He could have easily cancelled out. After all, General Keith Alexander, Director of the National Security Agency (NSA), has had a difficult summer with the Edward Snowden leaks and a nearly successful scale-back of his agency’s budget and authority by Congress earlier this month. But this morning he spoke before the Black Hat conference in Las Vegas, the largest gathering of hackers in the world, and methodically made his case for the cyber-eavesdropping that has placed his agency in the crosshairs of privacy advocates around the world.
Expressing concern that the agency’s “reputation has been tarnished because all of the facts are not on the table,” Alexander presented a series of slides that clarified how the NSA’s two most powerful email and phone call gathering programs worked. “I promise to tell you the truth,” Alexander told the group.
Alexander took great pains to make clear that the NSA does not obtain the content of calls, SMS text messages, caller names, credit card numbers or locational information. He showed a slide with a report sample that simply listed a caller’s phone number, the number called, and the duration. According to the NSA chief, only 22 people can approve adding phone numbers into the agency’s vast intelligence database and only 35 analysts are authorized to review queries on this information.
“The assumption is that people are out there wheeling and dealing,” said Alexander. “Nothing could be farther from the truth.”
He also challenged the notion that the secret federal court which is authorized to review requests for data gathering is nothing more than “a rubber stamp.” Praising the judges involved in the approval process, he expressed confidence that they viewed each and every request with a careful eye. “I can speak to this based on personal experience from the wire brushings I’ve received,” said Alexander who told the conference that he had appeared before the court “many times.”
Alexander indicated that in 2012 less than 300 phone numbers were approved for further NSA research and these resulted in 12 reports to the FBI.
The NSA chief cited the case of an uncovered terrorist plot to bomb the New York City subway system in 2009 as a direct example of how his agency’s work prevented an attack on the United States. Said Alexander, “This would have been the biggest terrorist attack since 9-11 on U.S. soil.”

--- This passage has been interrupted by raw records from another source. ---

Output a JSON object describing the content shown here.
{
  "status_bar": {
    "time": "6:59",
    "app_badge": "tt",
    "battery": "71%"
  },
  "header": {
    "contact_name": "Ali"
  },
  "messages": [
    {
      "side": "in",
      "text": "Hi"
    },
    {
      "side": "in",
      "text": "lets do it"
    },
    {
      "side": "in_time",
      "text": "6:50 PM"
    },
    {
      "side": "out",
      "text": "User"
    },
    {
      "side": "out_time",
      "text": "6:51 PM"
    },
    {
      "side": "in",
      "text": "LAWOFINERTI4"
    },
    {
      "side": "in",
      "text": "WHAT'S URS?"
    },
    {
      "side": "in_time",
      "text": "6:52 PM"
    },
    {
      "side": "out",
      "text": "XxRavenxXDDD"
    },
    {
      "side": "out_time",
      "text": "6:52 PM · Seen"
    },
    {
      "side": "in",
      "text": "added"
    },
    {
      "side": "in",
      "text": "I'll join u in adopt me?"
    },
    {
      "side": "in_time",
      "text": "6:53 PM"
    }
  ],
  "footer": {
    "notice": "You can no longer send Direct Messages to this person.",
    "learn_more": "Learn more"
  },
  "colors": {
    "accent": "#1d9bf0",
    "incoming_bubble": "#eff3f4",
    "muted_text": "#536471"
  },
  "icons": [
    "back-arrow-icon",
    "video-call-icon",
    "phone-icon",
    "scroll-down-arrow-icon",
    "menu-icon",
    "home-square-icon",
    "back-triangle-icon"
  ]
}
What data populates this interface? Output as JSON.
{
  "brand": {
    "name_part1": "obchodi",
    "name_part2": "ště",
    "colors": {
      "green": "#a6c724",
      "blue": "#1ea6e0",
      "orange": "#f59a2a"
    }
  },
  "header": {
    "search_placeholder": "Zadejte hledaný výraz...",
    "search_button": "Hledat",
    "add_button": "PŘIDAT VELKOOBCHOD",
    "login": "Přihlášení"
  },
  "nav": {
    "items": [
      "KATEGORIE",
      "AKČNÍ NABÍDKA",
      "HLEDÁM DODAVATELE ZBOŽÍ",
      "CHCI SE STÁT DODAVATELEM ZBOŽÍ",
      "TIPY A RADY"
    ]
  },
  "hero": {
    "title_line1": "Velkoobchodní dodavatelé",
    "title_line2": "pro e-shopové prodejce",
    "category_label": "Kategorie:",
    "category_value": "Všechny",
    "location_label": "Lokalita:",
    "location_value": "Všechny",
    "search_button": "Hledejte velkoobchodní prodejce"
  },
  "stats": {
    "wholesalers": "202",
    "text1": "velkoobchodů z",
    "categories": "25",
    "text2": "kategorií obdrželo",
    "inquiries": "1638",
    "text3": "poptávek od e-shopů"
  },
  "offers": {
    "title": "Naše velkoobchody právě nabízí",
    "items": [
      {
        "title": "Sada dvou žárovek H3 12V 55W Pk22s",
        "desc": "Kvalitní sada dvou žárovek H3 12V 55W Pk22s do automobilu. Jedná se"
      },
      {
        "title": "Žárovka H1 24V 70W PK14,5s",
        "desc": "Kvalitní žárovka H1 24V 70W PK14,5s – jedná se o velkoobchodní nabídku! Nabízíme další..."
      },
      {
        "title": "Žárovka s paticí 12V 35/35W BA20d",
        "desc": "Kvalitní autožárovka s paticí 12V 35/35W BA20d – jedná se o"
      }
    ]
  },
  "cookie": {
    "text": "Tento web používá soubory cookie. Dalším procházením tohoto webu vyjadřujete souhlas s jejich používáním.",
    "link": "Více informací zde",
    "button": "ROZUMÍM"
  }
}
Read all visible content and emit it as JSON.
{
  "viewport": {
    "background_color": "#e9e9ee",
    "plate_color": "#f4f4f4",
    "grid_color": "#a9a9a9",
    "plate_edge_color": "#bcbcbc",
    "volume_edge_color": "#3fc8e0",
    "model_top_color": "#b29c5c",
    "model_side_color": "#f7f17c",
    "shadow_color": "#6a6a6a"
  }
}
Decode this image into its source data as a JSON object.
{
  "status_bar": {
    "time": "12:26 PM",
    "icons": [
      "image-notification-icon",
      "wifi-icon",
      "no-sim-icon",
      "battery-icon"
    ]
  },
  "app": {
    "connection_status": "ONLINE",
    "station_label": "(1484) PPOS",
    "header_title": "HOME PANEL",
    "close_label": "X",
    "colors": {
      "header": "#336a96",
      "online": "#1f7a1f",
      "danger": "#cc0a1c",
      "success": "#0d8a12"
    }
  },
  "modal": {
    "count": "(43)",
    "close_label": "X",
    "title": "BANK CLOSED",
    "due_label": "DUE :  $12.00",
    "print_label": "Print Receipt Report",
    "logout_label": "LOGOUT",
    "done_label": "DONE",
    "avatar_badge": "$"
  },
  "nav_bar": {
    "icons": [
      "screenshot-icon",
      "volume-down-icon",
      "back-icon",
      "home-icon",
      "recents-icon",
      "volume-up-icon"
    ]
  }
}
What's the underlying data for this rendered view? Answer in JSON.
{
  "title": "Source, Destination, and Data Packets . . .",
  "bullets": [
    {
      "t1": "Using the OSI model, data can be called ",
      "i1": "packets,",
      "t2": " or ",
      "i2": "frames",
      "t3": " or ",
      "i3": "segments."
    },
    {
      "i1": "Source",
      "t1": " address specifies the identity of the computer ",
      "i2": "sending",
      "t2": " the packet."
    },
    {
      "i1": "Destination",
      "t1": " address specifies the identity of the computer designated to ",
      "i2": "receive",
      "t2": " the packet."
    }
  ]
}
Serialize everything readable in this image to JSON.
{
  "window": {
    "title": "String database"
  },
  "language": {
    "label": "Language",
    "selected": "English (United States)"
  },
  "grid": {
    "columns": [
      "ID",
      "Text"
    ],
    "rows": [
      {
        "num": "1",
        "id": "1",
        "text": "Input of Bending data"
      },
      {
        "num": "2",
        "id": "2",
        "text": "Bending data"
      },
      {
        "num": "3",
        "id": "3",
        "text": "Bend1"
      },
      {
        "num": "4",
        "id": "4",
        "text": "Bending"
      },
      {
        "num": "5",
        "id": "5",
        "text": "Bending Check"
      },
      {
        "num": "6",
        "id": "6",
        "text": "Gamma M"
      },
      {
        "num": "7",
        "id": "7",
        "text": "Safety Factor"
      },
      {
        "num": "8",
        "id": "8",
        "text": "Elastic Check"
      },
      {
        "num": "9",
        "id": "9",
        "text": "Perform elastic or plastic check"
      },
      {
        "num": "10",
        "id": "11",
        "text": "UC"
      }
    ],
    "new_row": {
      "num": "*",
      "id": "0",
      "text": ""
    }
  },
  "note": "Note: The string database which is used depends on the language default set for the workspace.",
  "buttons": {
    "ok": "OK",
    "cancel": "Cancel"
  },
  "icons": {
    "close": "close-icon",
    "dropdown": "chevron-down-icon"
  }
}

Alexander further revealed that the NSA had successfully provided data to disrupt 54 “terrorist related activities,” including 13 in the U.S. and 25 in Europe.
The general’s speech was not warmly greeted by some of those in attendance at the Black Hat gathering. Just minutes before Alexander took the stage, security could be seen removing egg cartons found near the front rows of seats in the vast ballroom. His keynote address was also interrupted several times by audience members who accused him of lying to Congress and subverting the U.S. Constitution.
“I haven’t lied to Congress,” said Alexander at one point, departing from his prepared remarks. He also took pointed issue with one audience member who challenged him to read the Constitution. “I have,” Alexander fired back. “You should too.”